▶ [What the task requires]: Copy out, from the entries below, each line that holds the string "JSON".

▶ [Material for this task]:
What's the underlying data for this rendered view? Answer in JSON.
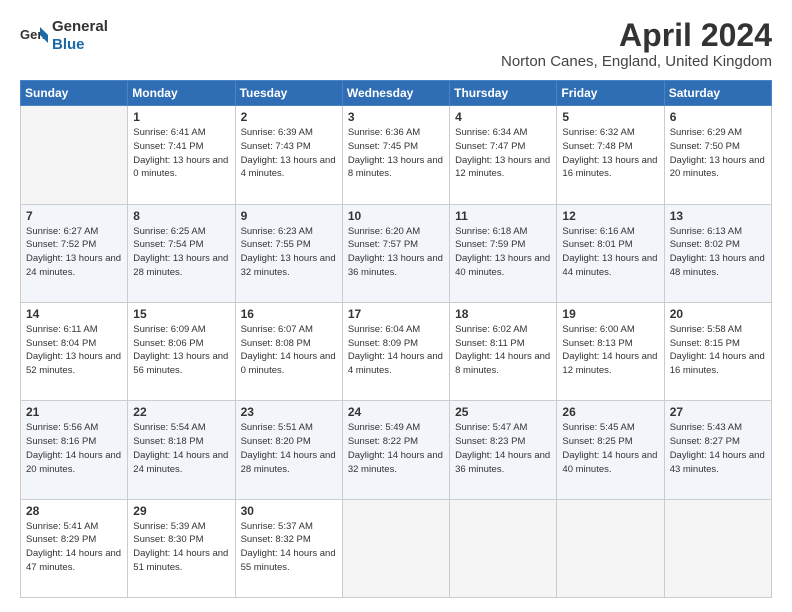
{
  "logo": {
    "general": "General",
    "blue": "Blue"
  },
  "title": "April 2024",
  "subtitle": "Norton Canes, England, United Kingdom",
  "headers": [
    "Sunday",
    "Monday",
    "Tuesday",
    "Wednesday",
    "Thursday",
    "Friday",
    "Saturday"
  ],
  "weeks": [
    [
      {
        "day": "",
        "sunrise": "",
        "sunset": "",
        "daylight": ""
      },
      {
        "day": "1",
        "sunrise": "Sunrise: 6:41 AM",
        "sunset": "Sunset: 7:41 PM",
        "daylight": "Daylight: 13 hours and 0 minutes."
      },
      {
        "day": "2",
        "sunrise": "Sunrise: 6:39 AM",
        "sunset": "Sunset: 7:43 PM",
        "daylight": "Daylight: 13 hours and 4 minutes."
      },
      {
        "day": "3",
        "sunrise": "Sunrise: 6:36 AM",
        "sunset": "Sunset: 7:45 PM",
        "daylight": "Daylight: 13 hours and 8 minutes."
      },
      {
        "day": "4",
        "sunrise": "Sunrise: 6:34 AM",
        "sunset": "Sunset: 7:47 PM",
        "daylight": "Daylight: 13 hours and 12 minutes."
      },
      {
        "day": "5",
        "sunrise": "Sunrise: 6:32 AM",
        "sunset": "Sunset: 7:48 PM",
        "daylight": "Daylight: 13 hours and 16 minutes."
      },
      {
        "day": "6",
        "sunrise": "Sunrise: 6:29 AM",
        "sunset": "Sunset: 7:50 PM",
        "daylight": "Daylight: 13 hours and 20 minutes."
      }
    ],
    [
      {
        "day": "7",
        "sunrise": "Sunrise: 6:27 AM",
        "sunset": "Sunset: 7:52 PM",
        "daylight": "Daylight: 13 hours and 24 minutes."
      },
      {
        "day": "8",
        "sunrise": "Sunrise: 6:25 AM",
        "sunset": "Sunset: 7:54 PM",
        "daylight": "Daylight: 13 hours and 28 minutes."
      },
      {
        "day": "9",
        "sunrise": "Sunrise: 6:23 AM",
        "sunset": "Sunset: 7:55 PM",
        "daylight": "Daylight: 13 hours and 32 minutes."
      },
      {
        "day": "10",
        "sunrise": "Sunrise: 6:20 AM",
        "sunset": "Sunset: 7:57 PM",
        "daylight": "Daylight: 13 hours and 36 minutes."
      },
      {
        "day": "11",
        "sunrise": "Sunrise: 6:18 AM",
        "sunset": "Sunset: 7:59 PM",
        "daylight": "Daylight: 13 hours and 40 minutes."
      },
      {
        "day": "12",
        "sunrise": "Sunrise: 6:16 AM",
        "sunset": "Sunset: 8:01 PM",
        "daylight": "Daylight: 13 hours and 44 minutes."
      },
      {
        "day": "13",
        "sunrise": "Sunrise: 6:13 AM",
        "sunset": "Sunset: 8:02 PM",
        "daylight": "Daylight: 13 hours and 48 minutes."
      }
    ],
    [
      {
        "day": "14",
        "sunrise": "Sunrise: 6:11 AM",
        "sunset": "Sunset: 8:04 PM",
        "daylight": "Daylight: 13 hours and 52 minutes."
      },
      {
        "day": "15",
        "sunrise": "Sunrise: 6:09 AM",
        "sunset": "Sunset: 8:06 PM",
        "daylight": "Daylight: 13 hours and 56 minutes."
      },
      {
        "day": "16",
        "sunrise": "Sunrise: 6:07 AM",
        "sunset": "Sunset: 8:08 PM",
        "daylight": "Daylight: 14 hours and 0 minutes."
      },
      {
        "day": "17",
        "sunrise": "Sunrise: 6:04 AM",
        "sunset": "Sunset: 8:09 PM",
        "daylight": "Daylight: 14 hours and 4 minutes."
      },
      {
        "day": "18",
        "sunrise": "Sunrise: 6:02 AM",
        "sunset": "Sunset: 8:11 PM",
        "daylight": "Daylight: 14 hours and 8 minutes."
      },
      {
        "day": "19",
        "sunrise": "Sunrise: 6:00 AM",
        "sunset": "Sunset: 8:13 PM",
        "daylight": "Daylight: 14 hours and 12 minutes."
      },
      {
        "day": "20",
        "sunrise": "Sunrise: 5:58 AM",
        "sunset": "Sunset: 8:15 PM",
        "daylight": "Daylight: 14 hours and 16 minutes."
      }
    ],
    [
      {
        "day": "21",
        "sunrise": "Sunrise: 5:56 AM",
        "sunset": "Sunset: 8:16 PM",
        "daylight": "Daylight: 14 hours and 20 minutes."
      },
      {
        "day": "22",
        "sunrise": "Sunrise: 5:54 AM",
        "sunset": "Sunset: 8:18 PM",
        "daylight": "Daylight: 14 hours and 24 minutes."
      },
      {
        "day": "23",
        "sunrise": "Sunrise: 5:51 AM",
        "sunset": "Sunset: 8:20 PM",
        "daylight": "Daylight: 14 hours and 28 minutes."
      },
      {
        "day": "24",
        "sunrise": "Sunrise: 5:49 AM",
        "sunset": "Sunset: 8:22 PM",
        "daylight": "Daylight: 14 hours and 32 minutes."
      },
      {
        "day": "25",
        "sunrise": "Sunrise: 5:47 AM",
        "sunset": "Sunset: 8:23 PM",
        "daylight": "Daylight: 14 hours and 36 minutes."
      },
      {
        "day": "26",
        "sunrise": "Sunrise: 5:45 AM",
        "sunset": "Sunset: 8:25 PM",
        "daylight": "Daylight: 14 hours and 40 minutes."
      },
      {
        "day": "27",
        "sunrise": "Sunrise: 5:43 AM",
        "sunset": "Sunset: 8:27 PM",
        "daylight": "Daylight: 14 hours and 43 minutes."
      }
    ],
    [
      {
        "day": "28",
        "sunrise": "Sunrise: 5:41 AM",
        "sunset": "Sunset: 8:29 PM",
        "daylight": "Daylight: 14 hours and 47 minutes."
      },
      {
        "day": "29",
        "sunrise": "Sunrise: 5:39 AM",
        "sunset": "Sunset: 8:30 PM",
        "daylight": "Daylight: 14 hours and 51 minutes."
      },
      {
        "day": "30",
        "sunrise": "Sunrise: 5:37 AM",
        "sunset": "Sunset: 8:32 PM",
        "daylight": "Daylight: 14 hours and 55 minutes."
      },
      {
        "day": "",
        "sunrise": "",
        "sunset": "",
        "daylight": ""
      },
      {
        "day": "",
        "sunrise": "",
        "sunset": "",
        "daylight": ""
      },
      {
        "day": "",
        "sunrise": "",
        "sunset": "",
        "daylight": ""
      },
      {
        "day": "",
        "sunrise": "",
        "sunset": "",
        "daylight": ""
      }
    ]
  ]
}
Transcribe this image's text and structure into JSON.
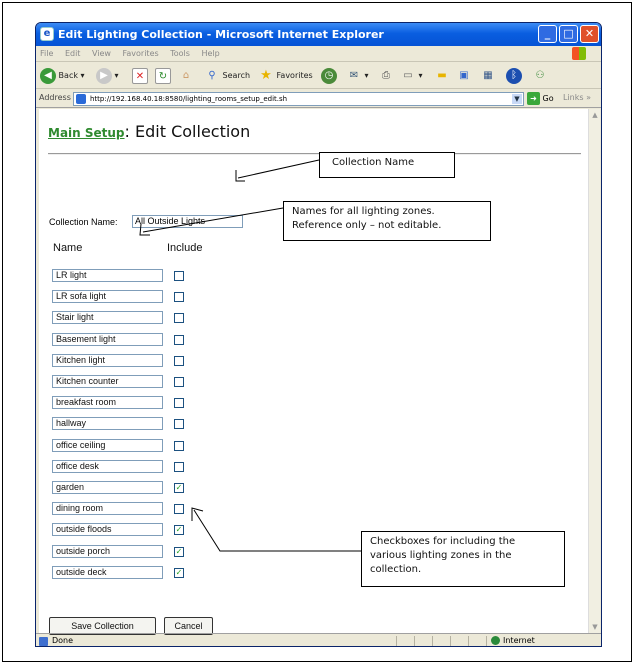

▶ [Result for this task]:
What's the underlying data for this rendered view? Answer in JSON.
Transcribe this image's text and structure into JSON.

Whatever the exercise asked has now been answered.